Winnipeg paramedics say they need five more ambulances to cope with a crisis that could cost lives, and they are challenging the candidates for mayor to commit to solutions.
But Winnipeg Fire Paramedic Service officials say the picture isn't nearly as grim as the paramedics' union paints it. Since 2004, city figures show paramedic calls have gone up at least 15 per cent. And 911 processing times for medical calls have increased 44 per cent over the last three years, say medics.
They say it's taken paramedics 20 or 25 minutes to get to several different cardiac arrest calls in recent months, which puts Winnipeggers at risk. "We have people who just aren't getting ambulances in time," said Chris Broughton, president of the paramedics' local of the Manitoba Government and General Employees' Union.
The union, which has close ties to the NDP, is wading into the election fray today by launching a series of television ads and a website meant to catapult the ambulance shortage onto the campaign agenda. The United Firefighters of Winnipeg, traditionally at loggerheads with paramedics over turf and funding priorities, have already flexed their political muscle by endorsing Mayor Sam Katz. Katz would not comment on the ambulance shortage Sunday. His campaign staff said he was not aware of a problem and hadn't had any new requests for more ambulances from the Winnipeg Fire Paramedic Service.
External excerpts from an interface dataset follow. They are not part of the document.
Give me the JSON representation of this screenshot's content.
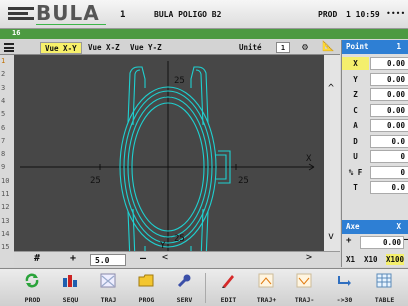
{
  "header": {
    "logo_text": "BULA",
    "program_number": "1",
    "program_name": "BULA POLIGO B2",
    "mode": "PROD",
    "clock": "1 10:59",
    "dots": "••••"
  },
  "status_bar": {
    "text": "16"
  },
  "view_tabs": [
    {
      "label": "Vue X-Y",
      "active": true
    },
    {
      "label": "Vue X-Z",
      "active": false
    },
    {
      "label": "Vue Y-Z",
      "active": false
    }
  ],
  "unit": {
    "label": "Unité",
    "value": "1"
  },
  "line_numbers": [
    "1",
    "2",
    "3",
    "4",
    "5",
    "6",
    "7",
    "8",
    "9",
    "10",
    "11",
    "12",
    "13",
    "14",
    "15"
  ],
  "canvas": {
    "axis_labels": {
      "y_top": "25",
      "x_left": "25",
      "x_right": "25",
      "x_axis": "X",
      "y_axis": "Y",
      "y_bottom": "25"
    },
    "bg_color": "#474747",
    "shape_color": "#1fd0d0"
  },
  "zoom": {
    "hash": "#",
    "plus": "+",
    "value": "5.0",
    "minus": "—",
    "left_arrow": "<",
    "right_arrow": ">"
  },
  "point_panel": {
    "title": "Point",
    "index": "1",
    "rows": [
      {
        "key": "X",
        "value": "0.00",
        "selected": true
      },
      {
        "key": "Y",
        "value": "0.00",
        "selected": false
      },
      {
        "key": "Z",
        "value": "0.00",
        "selected": false
      },
      {
        "key": "C",
        "value": "0.00",
        "selected": false
      },
      {
        "key": "A",
        "value": "0.00",
        "selected": false
      },
      {
        "key": "D",
        "value": "0.0",
        "selected": false
      },
      {
        "key": "U",
        "value": "0",
        "selected": false
      },
      {
        "key": "% F",
        "value": "0",
        "selected": false
      },
      {
        "key": "T",
        "value": "0.0",
        "selected": false
      }
    ]
  },
  "axe_panel": {
    "title": "Axe",
    "axis": "X",
    "plus": "+",
    "value": "0.00",
    "dash": "—",
    "steps": [
      "X1",
      "X10",
      "X100"
    ]
  },
  "footer": {
    "keys": [
      {
        "label": "PROD",
        "icon": "refresh-icon"
      },
      {
        "label": "SEQU",
        "icon": "sequence-icon"
      },
      {
        "label": "TRAJ",
        "icon": "trajectory-icon"
      },
      {
        "label": "PROG",
        "icon": "folder-icon"
      },
      {
        "label": "SERV",
        "icon": "wrench-icon"
      },
      {
        "label": "EDIT",
        "icon": "pencil-icon"
      },
      {
        "label": "TRAJ+",
        "icon": "trajectory-plus-icon"
      },
      {
        "label": "TRAJ-",
        "icon": "trajectory-minus-icon"
      },
      {
        "label": "->30",
        "icon": "arrow-30-icon"
      },
      {
        "label": "TABLE",
        "icon": "table-icon"
      }
    ]
  }
}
Katz's campaign staff arranged for Acting Chief Reid Douglas to respond to the union's claims.
"At peak times, we could probably use 10 more ambulances, but for the most part we are pretty well-staffed right now," said Douglas, who noted there were a dozen ambulances available for calls Sunday evening, plus 36 cross-trained firefighters able to provide basic medical care. "We've got a model that's the envy of Canada." Douglas said the biggest cause of sporadic paramedic shortages is the long wait times to off-load patients at busy emergency rooms.
A year ago, city data released to the Winnipeg Free Press showed Winnipeg often had no ambulances to dispatch to calls, not even a unit on a lunch break. In June 2009, the city was without an available ambulance for a total of 32 hours. In July, the shortage was more acute -- a total of 37 hours with no ambulances. Those shortages didn't last for more than 10 or 15 minutes, but medics were often stuck at ERs for hours.
"Each and every day we run out of ambulances," Broughton said.
The off-load issue has been a long-standing source of tension between the city and the Winnipeg Regional Health Authority, and it's one of the reasons the WRHA funded an extra ambulance this year. It's only part of the problem, though, Broughton said. A steep increase in call volumes and longer waits in the 911 call centre are also hampering medics. "We're being pulled in two directions and getting ripped in the middle," he said.
Katz made a promise earlier this month to add 19 more call-takers and dispatchers to the police side of the 911 system following a report that found a serious shortage. But Broughton said the fire paramedic side is the "forgotten stepchild of the 911 system."
Broughton said the ad campaign is not just about securing more money for medics. He'd like to see creative, long-term solutions that better integrate paramedics into the health care system, as medics already do double duty as catch-all primary health care providers. "We want to be a part of doing something more effective," he said. "We can be the greeters to the health care system and direct people where they need to be instead of the ER."
"It's clear we have a critical problem that doesn't seem to be registering anywhere on the agenda," mayoral challenger Judy Wasylycia-Leis said.